= DATA SUPPLIED =
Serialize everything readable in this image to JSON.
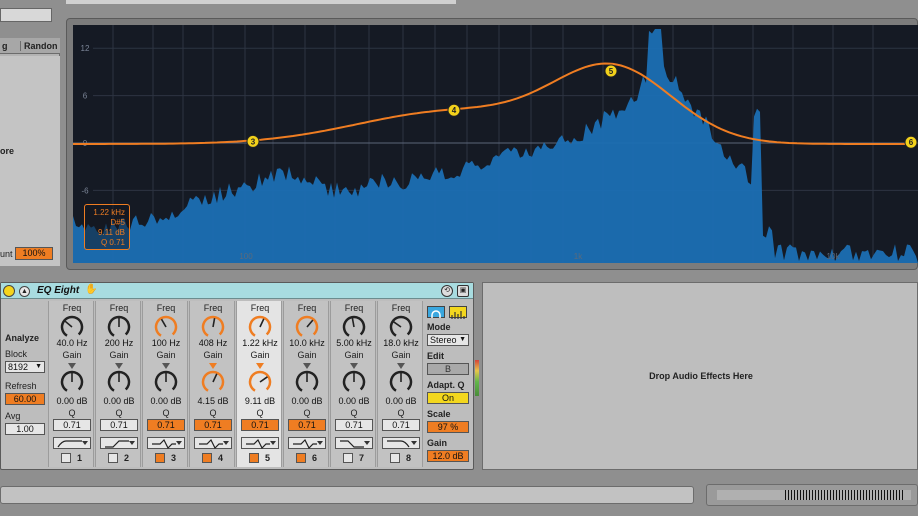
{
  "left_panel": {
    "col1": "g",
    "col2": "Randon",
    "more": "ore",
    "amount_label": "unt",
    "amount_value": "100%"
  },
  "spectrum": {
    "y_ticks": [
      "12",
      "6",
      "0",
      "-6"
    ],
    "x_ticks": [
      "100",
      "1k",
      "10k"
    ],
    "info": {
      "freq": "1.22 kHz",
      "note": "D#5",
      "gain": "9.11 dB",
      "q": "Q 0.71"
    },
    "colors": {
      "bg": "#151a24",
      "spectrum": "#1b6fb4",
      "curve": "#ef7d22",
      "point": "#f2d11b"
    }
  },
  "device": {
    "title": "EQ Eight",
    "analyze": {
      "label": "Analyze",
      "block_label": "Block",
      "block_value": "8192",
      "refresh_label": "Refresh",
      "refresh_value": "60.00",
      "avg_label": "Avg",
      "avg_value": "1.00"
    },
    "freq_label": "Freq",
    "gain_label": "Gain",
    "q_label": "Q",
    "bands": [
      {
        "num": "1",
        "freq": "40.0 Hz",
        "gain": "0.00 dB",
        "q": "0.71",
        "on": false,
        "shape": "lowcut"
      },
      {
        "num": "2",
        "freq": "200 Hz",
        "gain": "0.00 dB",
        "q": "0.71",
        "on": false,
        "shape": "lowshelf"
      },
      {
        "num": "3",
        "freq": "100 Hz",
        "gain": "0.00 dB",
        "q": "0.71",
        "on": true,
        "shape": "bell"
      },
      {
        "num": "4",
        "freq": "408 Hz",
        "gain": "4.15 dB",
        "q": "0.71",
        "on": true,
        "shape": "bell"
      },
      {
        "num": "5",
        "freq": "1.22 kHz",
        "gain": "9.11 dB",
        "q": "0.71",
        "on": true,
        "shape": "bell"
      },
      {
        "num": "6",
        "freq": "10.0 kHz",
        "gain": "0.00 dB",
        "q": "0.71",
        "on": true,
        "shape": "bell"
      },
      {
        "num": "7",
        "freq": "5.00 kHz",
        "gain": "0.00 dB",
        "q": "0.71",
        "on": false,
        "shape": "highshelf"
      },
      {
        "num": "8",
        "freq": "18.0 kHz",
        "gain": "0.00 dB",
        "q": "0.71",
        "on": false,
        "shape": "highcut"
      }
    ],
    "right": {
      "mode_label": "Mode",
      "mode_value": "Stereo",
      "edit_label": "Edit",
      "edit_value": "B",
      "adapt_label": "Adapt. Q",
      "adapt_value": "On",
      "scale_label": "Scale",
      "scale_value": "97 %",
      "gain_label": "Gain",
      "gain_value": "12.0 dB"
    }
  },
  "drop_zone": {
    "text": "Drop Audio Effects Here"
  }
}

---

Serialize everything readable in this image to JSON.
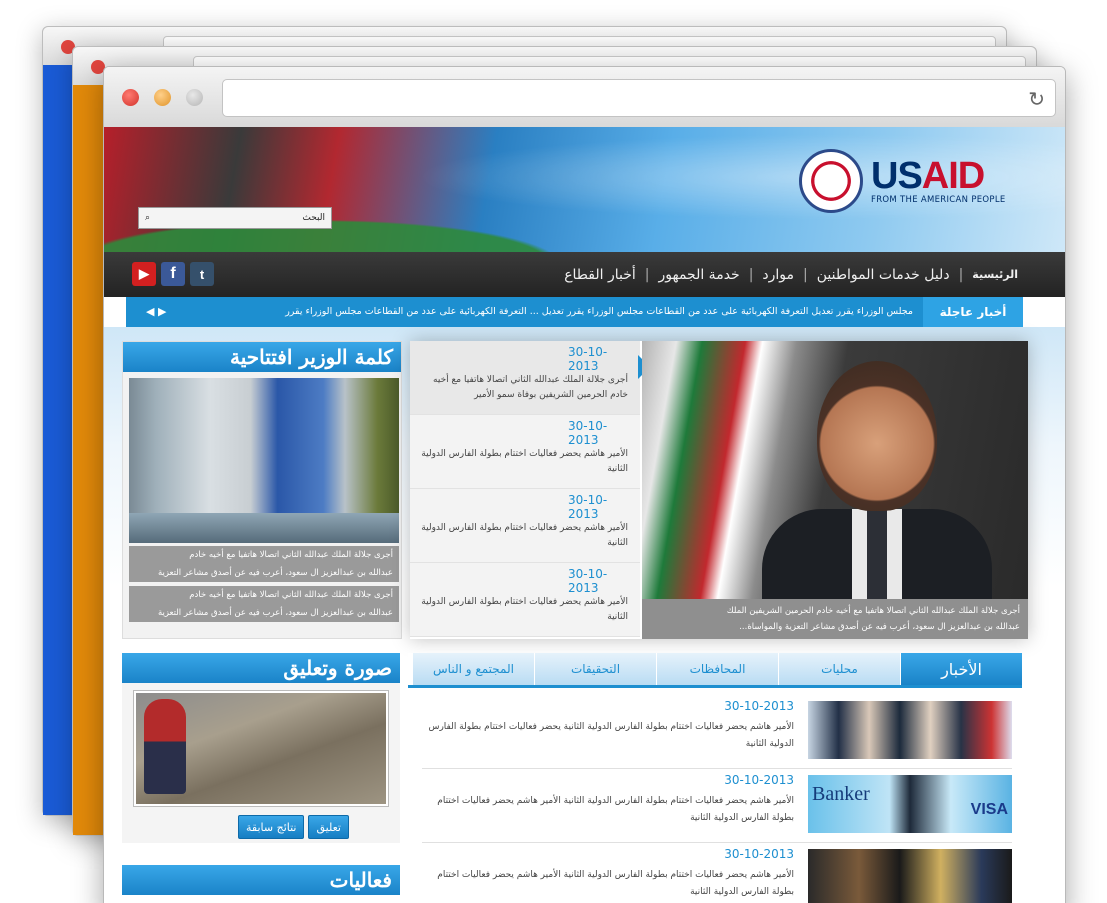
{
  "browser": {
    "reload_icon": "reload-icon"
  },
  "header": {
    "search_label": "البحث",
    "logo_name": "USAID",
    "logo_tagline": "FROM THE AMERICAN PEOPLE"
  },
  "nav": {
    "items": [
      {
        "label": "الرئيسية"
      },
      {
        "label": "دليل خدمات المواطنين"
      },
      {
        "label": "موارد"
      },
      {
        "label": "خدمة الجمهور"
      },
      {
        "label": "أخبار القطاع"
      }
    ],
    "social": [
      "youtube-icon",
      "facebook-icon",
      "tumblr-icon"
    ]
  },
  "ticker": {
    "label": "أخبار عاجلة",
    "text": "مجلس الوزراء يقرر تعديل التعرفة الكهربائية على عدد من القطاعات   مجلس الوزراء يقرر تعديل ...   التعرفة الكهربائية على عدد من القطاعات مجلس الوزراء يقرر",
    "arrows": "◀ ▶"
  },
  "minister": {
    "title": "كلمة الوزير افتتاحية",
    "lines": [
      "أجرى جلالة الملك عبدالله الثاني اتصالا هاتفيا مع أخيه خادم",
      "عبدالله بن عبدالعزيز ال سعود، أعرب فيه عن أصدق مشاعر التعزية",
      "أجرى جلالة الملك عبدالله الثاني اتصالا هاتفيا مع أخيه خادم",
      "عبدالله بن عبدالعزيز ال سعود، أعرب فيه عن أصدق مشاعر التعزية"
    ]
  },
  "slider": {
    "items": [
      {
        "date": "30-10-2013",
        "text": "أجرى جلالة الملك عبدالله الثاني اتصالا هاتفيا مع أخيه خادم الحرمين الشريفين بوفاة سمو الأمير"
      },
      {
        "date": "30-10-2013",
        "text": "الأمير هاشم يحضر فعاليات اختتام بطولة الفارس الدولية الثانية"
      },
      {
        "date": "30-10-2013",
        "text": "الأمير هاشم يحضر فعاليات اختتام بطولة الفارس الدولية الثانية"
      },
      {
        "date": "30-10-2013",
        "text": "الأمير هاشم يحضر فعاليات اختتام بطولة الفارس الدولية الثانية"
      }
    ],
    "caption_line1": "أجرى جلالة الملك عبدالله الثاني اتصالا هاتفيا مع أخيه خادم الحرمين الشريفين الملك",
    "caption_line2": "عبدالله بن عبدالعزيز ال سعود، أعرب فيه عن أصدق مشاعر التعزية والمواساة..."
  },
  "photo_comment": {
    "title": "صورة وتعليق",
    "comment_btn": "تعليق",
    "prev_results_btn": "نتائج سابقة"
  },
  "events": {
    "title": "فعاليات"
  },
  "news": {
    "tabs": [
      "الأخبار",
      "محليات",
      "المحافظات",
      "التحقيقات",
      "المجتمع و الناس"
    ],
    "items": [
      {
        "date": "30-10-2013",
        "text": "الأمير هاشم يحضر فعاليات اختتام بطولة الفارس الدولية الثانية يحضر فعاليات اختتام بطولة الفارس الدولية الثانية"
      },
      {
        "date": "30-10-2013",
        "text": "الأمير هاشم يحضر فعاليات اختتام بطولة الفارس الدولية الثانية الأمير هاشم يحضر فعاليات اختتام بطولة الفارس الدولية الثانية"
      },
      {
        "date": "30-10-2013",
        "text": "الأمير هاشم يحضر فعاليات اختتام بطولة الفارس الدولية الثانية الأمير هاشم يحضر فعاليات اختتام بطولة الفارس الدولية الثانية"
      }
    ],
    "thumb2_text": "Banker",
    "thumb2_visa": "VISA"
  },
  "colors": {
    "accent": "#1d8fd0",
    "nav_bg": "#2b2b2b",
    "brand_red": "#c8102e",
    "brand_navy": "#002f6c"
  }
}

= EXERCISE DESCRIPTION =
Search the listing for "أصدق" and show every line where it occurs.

= RESPONSE =
      "عبدالله بن عبدالعزيز ال سعود، أعرب فيه عن أصدق مشاعر التعزية",
      "عبدالله بن عبدالعزيز ال سعود، أعرب فيه عن أصدق مشاعر التعزية"
    "caption_line2": "عبدالله بن عبدالعزيز ال سعود، أعرب فيه عن أصدق مشاعر التعزية والمواساة..."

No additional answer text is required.